Earlier this week we issued a blog on World Environment Day, where we discussed the simple measures you can take to make your office more eco-friendly. Today is World Ocean Day allowing us to recycle (pun intended) the ‘Beat Plastic Pollution’ theme.
The ‘Beat Plastic Pollution’ theme for this also coincides with today’s event, which is ‘National Oceans Day’. Following on from the plastic prevention theme, this year’s World Oceans Day’s theme is ‘Preventing Plastic Pollution and Encouraging Solutions for Healthy Oceans’.
Alarmingly, plastic pollution can now be found on every beach in the world. That’s Every. Single. Beach. From busy tourist beaches to uninhabited beaches on tropical islands. This issue however is not just aesthetic, it’s slowly affecting the oceans eco-system, fish, corals and many other elements. Here are some plastic statistics that you may find shocking (source: surfers against sewage).
PLASTIC POLLUTION FACTS AND STATS
- Scientists have recently discovered micro plastics embedded deep in the Arctic ice.
- In 1950, the world’s population of 2.5 billion produced 1.5 million tons of plastic; in 2016, a global population of more than 7 billion people produced over 320 million tons of plastic. This is set to double by 2034 unless global action is taken seriously.
- Every day approximately 8 million pieces of plastic pollution find their way into our oceans.
- There may now be around 5.25 trillion macro and micro plastic pieces floating in the open ocean. Weighing up to 269,000 tonnes in total.
- Plastics consistently make up 60 to 90% of all marine debris studied.
- Approximately, 5000 items of marine plastic pollution have been found per mile of beach in the UK alone.
- Over 150 plastic bottles litter each mile of UK beaches – most of these take at least 450 years to decompose.

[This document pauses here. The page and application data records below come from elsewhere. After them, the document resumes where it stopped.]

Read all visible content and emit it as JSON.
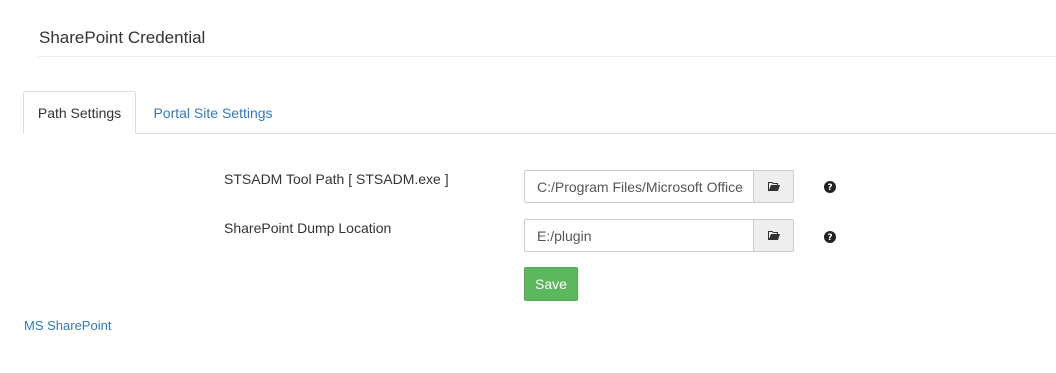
{
  "header": {
    "title": "SharePoint Credential"
  },
  "tabs": [
    {
      "label": "Path Settings",
      "active": true
    },
    {
      "label": "Portal Site Settings",
      "active": false
    }
  ],
  "form": {
    "stsadm_path": {
      "label": "STSADM Tool Path [ STSADM.exe ]",
      "value": "C:/Program Files/Microsoft Office",
      "browse_icon": "folder-open-icon",
      "help_icon": "question-circle-icon"
    },
    "dump_location": {
      "label": "SharePoint Dump Location",
      "value": "E:/plugin",
      "browse_icon": "folder-open-icon",
      "help_icon": "question-circle-icon"
    },
    "save_label": "Save"
  },
  "footer": {
    "link_label": "MS SharePoint"
  },
  "colors": {
    "link": "#337ab7",
    "save_button": "#5cb85c",
    "text": "#333333"
  }
}
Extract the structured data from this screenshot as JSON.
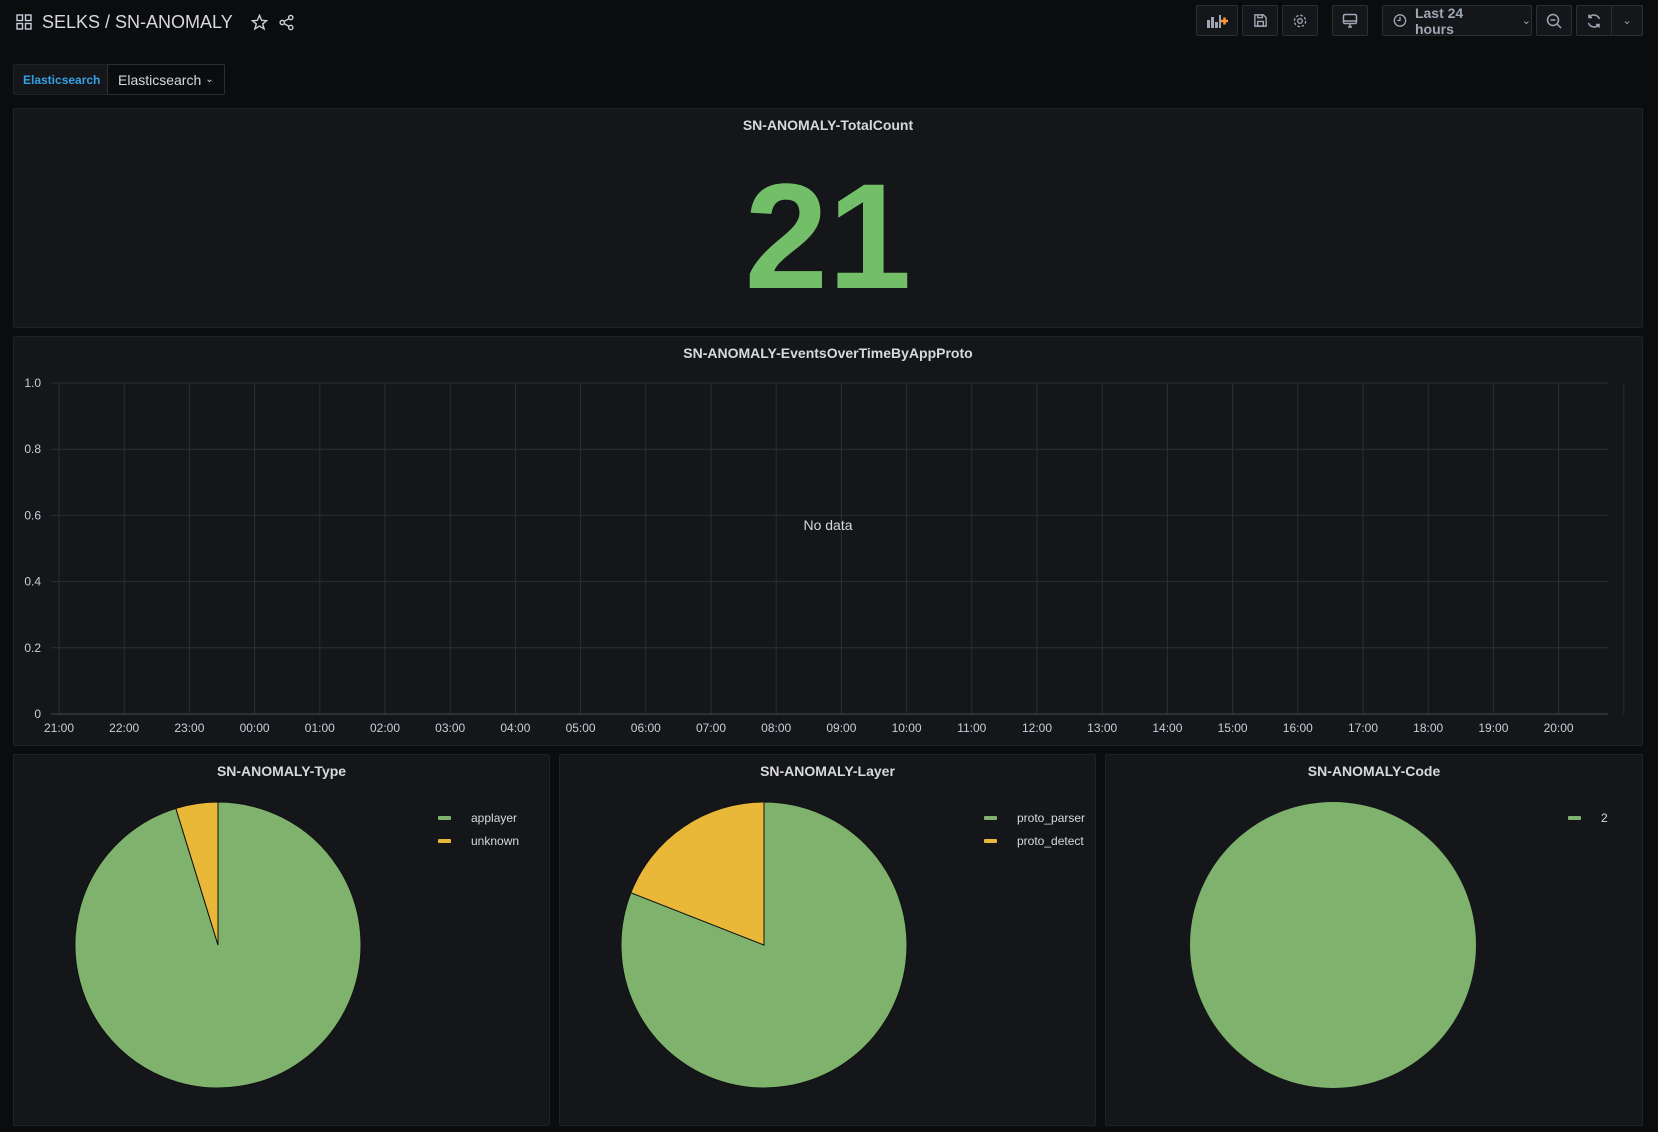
{
  "header": {
    "title": "SELKS / SN-ANOMALY",
    "time_range": "Last 24 hours"
  },
  "variables": {
    "label": "Elasticsearch",
    "value": "Elasticsearch"
  },
  "colors": {
    "green": "#7eb26d",
    "yellow": "#eab839",
    "stat": "#73bf69"
  },
  "stat": {
    "title": "SN-ANOMALY-TotalCount",
    "value": "21"
  },
  "chart_data": [
    {
      "type": "line",
      "title": "SN-ANOMALY-EventsOverTimeByAppProto",
      "no_data": "No data",
      "yticks": [
        "1.0",
        "0.8",
        "0.6",
        "0.4",
        "0.2",
        "0"
      ],
      "ylim": [
        0,
        1
      ],
      "xticks": [
        "21:00",
        "22:00",
        "23:00",
        "00:00",
        "01:00",
        "02:00",
        "03:00",
        "04:00",
        "05:00",
        "06:00",
        "07:00",
        "08:00",
        "09:00",
        "10:00",
        "11:00",
        "12:00",
        "13:00",
        "14:00",
        "15:00",
        "16:00",
        "17:00",
        "18:00",
        "19:00",
        "20:00"
      ],
      "series": []
    },
    {
      "type": "pie",
      "title": "SN-ANOMALY-Type",
      "slices": [
        {
          "name": "applayer",
          "value": 20,
          "color": "#7eb26d"
        },
        {
          "name": "unknown",
          "value": 1,
          "color": "#eab839"
        }
      ]
    },
    {
      "type": "pie",
      "title": "SN-ANOMALY-Layer",
      "slices": [
        {
          "name": "proto_parser",
          "value": 17,
          "color": "#7eb26d"
        },
        {
          "name": "proto_detect",
          "value": 4,
          "color": "#eab839"
        }
      ]
    },
    {
      "type": "pie",
      "title": "SN-ANOMALY-Code",
      "slices": [
        {
          "name": "2",
          "value": 21,
          "color": "#7eb26d"
        }
      ]
    }
  ]
}
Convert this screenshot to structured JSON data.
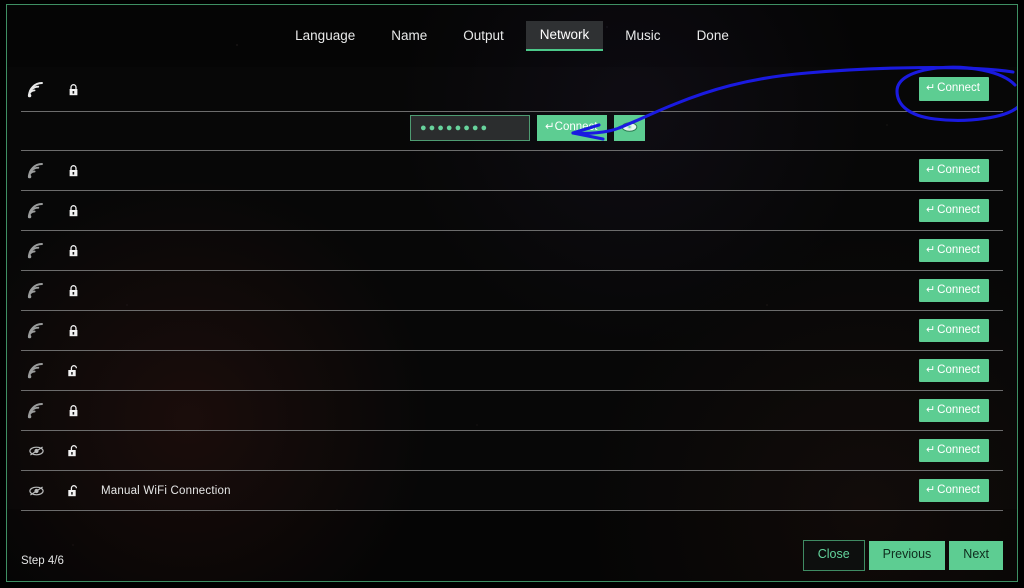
{
  "window": {
    "border_color": "#3e8f63",
    "background_color": "#050505"
  },
  "tabs": {
    "items": [
      {
        "label": "Language",
        "active": false
      },
      {
        "label": "Name",
        "active": false
      },
      {
        "label": "Output",
        "active": false
      },
      {
        "label": "Network",
        "active": true
      },
      {
        "label": "Music",
        "active": false
      },
      {
        "label": "Done",
        "active": false
      }
    ],
    "active_accent": "#4cc98a",
    "active_background": "#2f3133"
  },
  "network_list": {
    "connect_label": "Connect",
    "connect_glyph": "↵",
    "connect_color": "#5dcd92",
    "rows": [
      {
        "icon": "wifi-signal-icon",
        "lock": "lock-closed-icon",
        "ssid": "",
        "redacted": true,
        "redaction_color": "#e01b1b",
        "redaction_width": 54,
        "selected": true
      },
      {
        "icon": "wifi-signal-icon",
        "lock": "lock-closed-icon",
        "ssid": "",
        "redacted": true,
        "redaction_color": "#1414d8",
        "redaction_width": 78,
        "selected": false
      },
      {
        "icon": "wifi-signal-icon",
        "lock": "lock-closed-icon",
        "ssid": "",
        "redacted": true,
        "redaction_color": "#1414d8",
        "redaction_width": 68,
        "selected": false
      },
      {
        "icon": "wifi-signal-icon",
        "lock": "lock-closed-icon",
        "ssid": "",
        "redacted": true,
        "redaction_color": "#1414d8",
        "redaction_width": 128,
        "selected": false
      },
      {
        "icon": "wifi-signal-icon",
        "lock": "lock-closed-icon",
        "ssid": "",
        "redacted": true,
        "redaction_color": "#1414d8",
        "redaction_width": 56,
        "selected": false
      },
      {
        "icon": "wifi-signal-icon",
        "lock": "lock-closed-icon",
        "ssid": "",
        "redacted": true,
        "redaction_color": "#1414d8",
        "redaction_width": 34,
        "selected": false
      },
      {
        "icon": "wifi-signal-icon",
        "lock": "lock-open-icon",
        "ssid": "",
        "redacted": true,
        "redaction_color": "#1414d8",
        "redaction_width": 48,
        "selected": false
      },
      {
        "icon": "wifi-signal-icon",
        "lock": "lock-closed-icon",
        "ssid": "",
        "redacted": true,
        "redaction_color": "#1414d8",
        "redaction_width": 30,
        "selected": false
      },
      {
        "icon": "eye-hidden-icon",
        "lock": "lock-open-icon",
        "ssid": "",
        "redacted": false,
        "selected": false
      },
      {
        "icon": "eye-hidden-icon",
        "lock": "lock-open-icon",
        "ssid": "Manual WiFi Connection",
        "redacted": false,
        "selected": false
      }
    ]
  },
  "password_row": {
    "input_value": "●●●●●●●●",
    "input_placeholder": "",
    "connect_label": "Connect",
    "connect_glyph": "↵",
    "show_password_icon": "eye-icon",
    "input_border_color": "#4e9c72"
  },
  "footer": {
    "step_text": "Step 4/6",
    "close_label": "Close",
    "previous_label": "Previous",
    "next_label": "Next",
    "accent_color": "#5dcd92"
  },
  "annotations": {
    "ellipse_color": "#1a1ae0",
    "arrow_color": "#1a1ae0",
    "ellipse_target": "first-row-connect-button",
    "arrow_target": "show-password-eye-button"
  }
}
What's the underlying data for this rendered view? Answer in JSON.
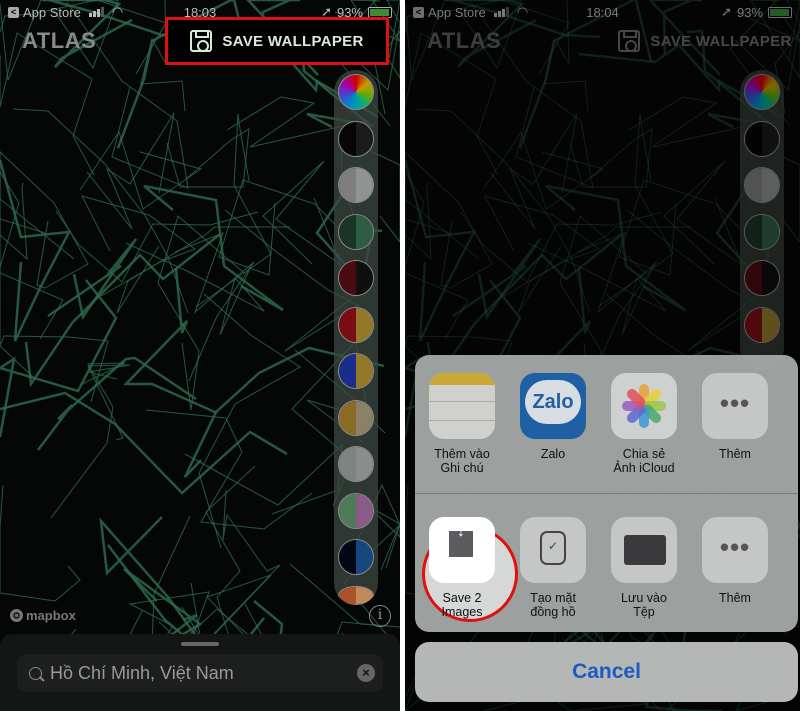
{
  "left": {
    "status": {
      "back_label": "App Store",
      "time": "18:03",
      "battery": "93%"
    },
    "app_title": "ATLAS",
    "save_label": "SAVE WALLPAPER",
    "attribution": "mapbox",
    "search": {
      "value": "Hồ Chí Minh, Việt Nam"
    }
  },
  "right": {
    "status": {
      "back_label": "App Store",
      "time": "18:04",
      "battery": "93%"
    },
    "app_title": "ATLAS",
    "save_label": "SAVE WALLPAPER",
    "share_row1": [
      {
        "label": "Thêm vào Ghi chú",
        "icon": "notes-icon"
      },
      {
        "label": "Zalo",
        "icon": "zalo-icon",
        "icon_text": "Zalo"
      },
      {
        "label": "Chia sẻ Ảnh iCloud",
        "icon": "photos-icon"
      },
      {
        "label": "Thêm",
        "icon": "more-icon"
      }
    ],
    "share_row2": [
      {
        "label": "Save 2 Images",
        "icon": "save-images-icon"
      },
      {
        "label": "Tạo mặt đồng hồ",
        "icon": "watch-face-icon"
      },
      {
        "label": "Lưu vào Tệp",
        "icon": "folder-icon"
      },
      {
        "label": "Thêm",
        "icon": "more-icon"
      }
    ],
    "cancel_label": "Cancel"
  },
  "palette": [
    [
      "rainbow",
      "rainbow"
    ],
    [
      "#060606",
      "#1b1b1b"
    ],
    [
      "#7e7e7e",
      "#8f9392"
    ],
    [
      "#1a3427",
      "#2e5c45"
    ],
    [
      "#4a0a14",
      "#0f0f0f"
    ],
    [
      "#7a0d14",
      "#94782a"
    ],
    [
      "#1a2d8c",
      "#94782a"
    ],
    [
      "#8a6a24",
      "#8c8066"
    ],
    [
      "#7e8482",
      "#8a8d8a"
    ],
    [
      "#4f7a58",
      "#8a5b86"
    ],
    [
      "#030715",
      "#184780"
    ],
    [
      "#a8532a",
      "#c08a5a"
    ]
  ],
  "colors": {
    "map_line": "#2e6b50",
    "highlight": "#e01010",
    "link": "#1c5bbf"
  }
}
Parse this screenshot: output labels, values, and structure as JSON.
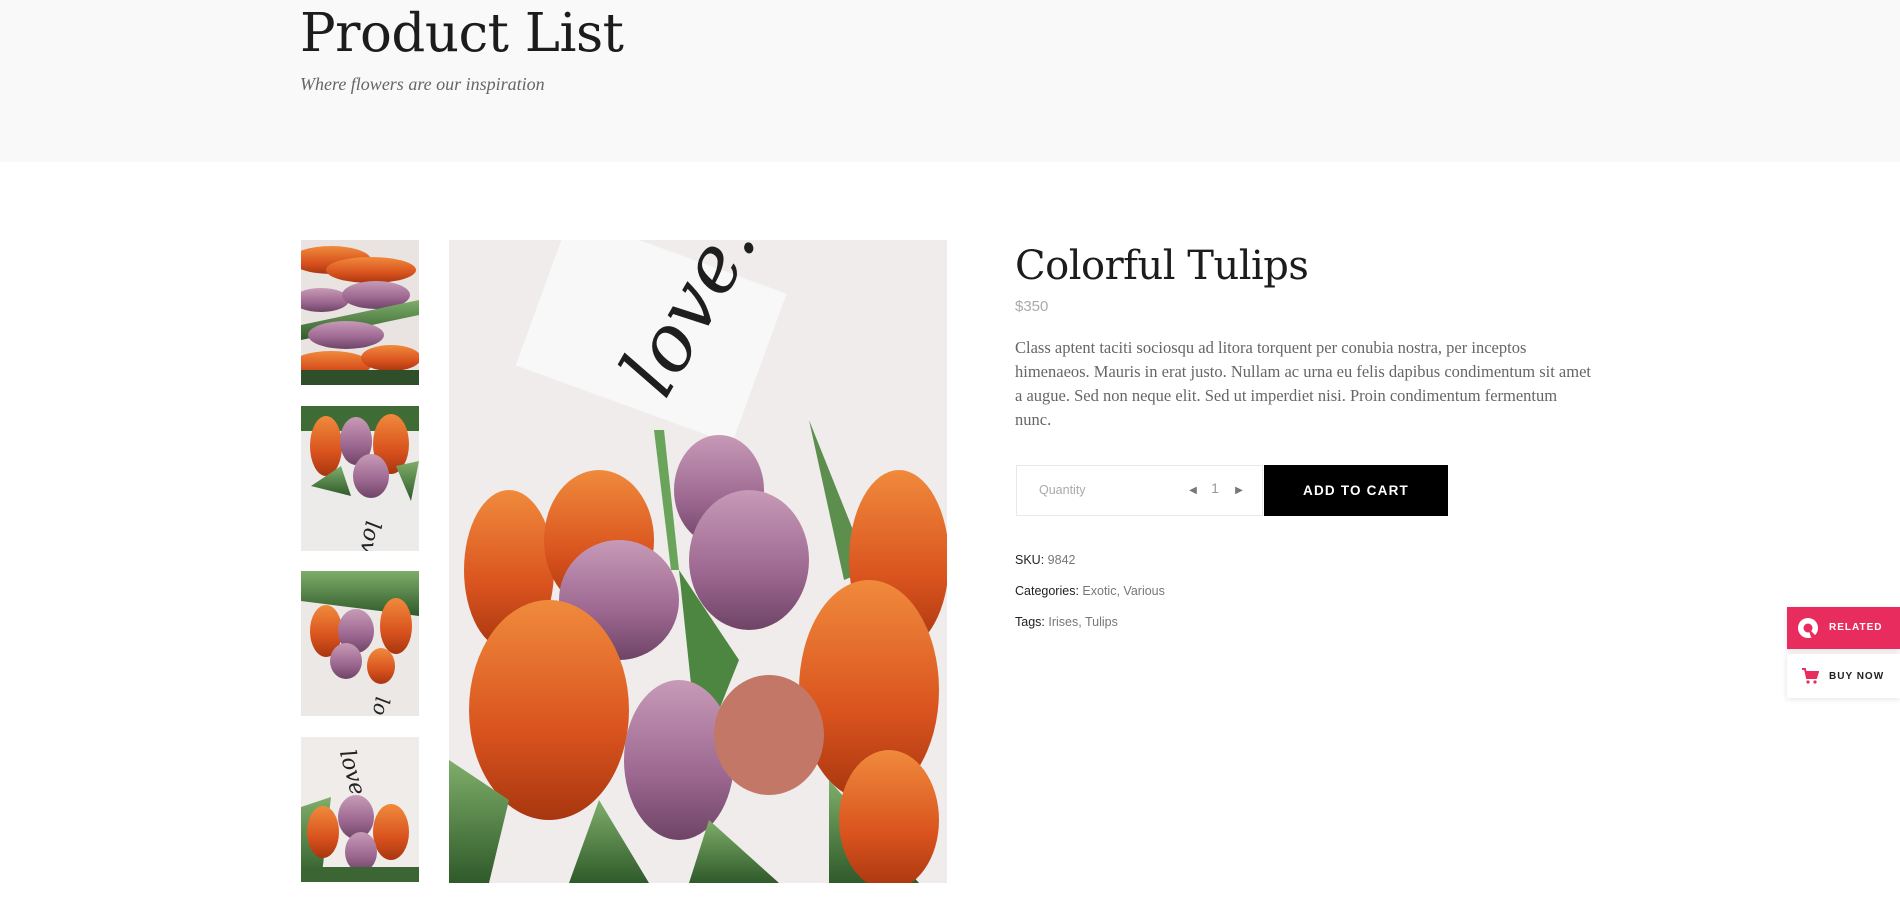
{
  "header": {
    "title": "Product List",
    "subtitle": "Where flowers are our inspiration"
  },
  "gallery": {
    "thumbnails": [
      {
        "icon": "tulips-photo-thumbnail-1"
      },
      {
        "icon": "tulips-photo-thumbnail-2"
      },
      {
        "icon": "tulips-photo-thumbnail-3"
      },
      {
        "icon": "tulips-photo-thumbnail-4"
      }
    ],
    "main_image": {
      "icon": "tulips-love-card-photo",
      "card_text": "love."
    }
  },
  "product": {
    "title": "Colorful Tulips",
    "price": "$350",
    "description": "Class aptent taciti sociosqu ad litora torquent per conubia nostra, per inceptos himenaeos. Mauris in erat justo. Nullam ac urna eu felis dapibus condimentum sit amet a augue. Sed non neque elit. Sed ut imperdiet nisi. Proin condimentum fermentum nunc.",
    "quantity_label": "Quantity",
    "quantity_value": "1",
    "add_to_cart": "ADD TO CART",
    "sku_label": "SKU:",
    "sku_value": "9842",
    "categories_label": "Categories:",
    "categories": [
      "Exotic",
      "Various"
    ],
    "tags_label": "Tags:",
    "tags": [
      "Irises",
      "Tulips"
    ],
    "separator": ", "
  },
  "side_panel": {
    "related_label": "RELATED",
    "buy_now_label": "BUY NOW",
    "accent_color": "#e82c5e"
  }
}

- Recent studies have revealed marine plastic pollution in 100% of marine turtles, 59% of whales, 36% of seals and 40% of seabird species examined.
- 100,000 marine mammals and turtles and 1 million sea birds are killed by marine plastic pollution annually – that’s not even taking into consideration how many more are killed through overfishing and rising sea temperatures and acidity.
You may have also seen the story in the news this week where a whale in Thailand died from swallowing over 80 plastic bags. This is sad, but unfortunately a harsh reality that the vast majority of our oceans creatures now face.
Plastic rubbish is a serious problem for our ocean, and especially all the animals that call it home, but together we can be part of the solution. At polkadotfrog we are committed to providing a healthy working environment for all, but what about a healthy planet? Will you stop using single use plastic bags, bottles and straws to help our ocean? Read our advice here on how you can cut down on plastic consumption in the workplace.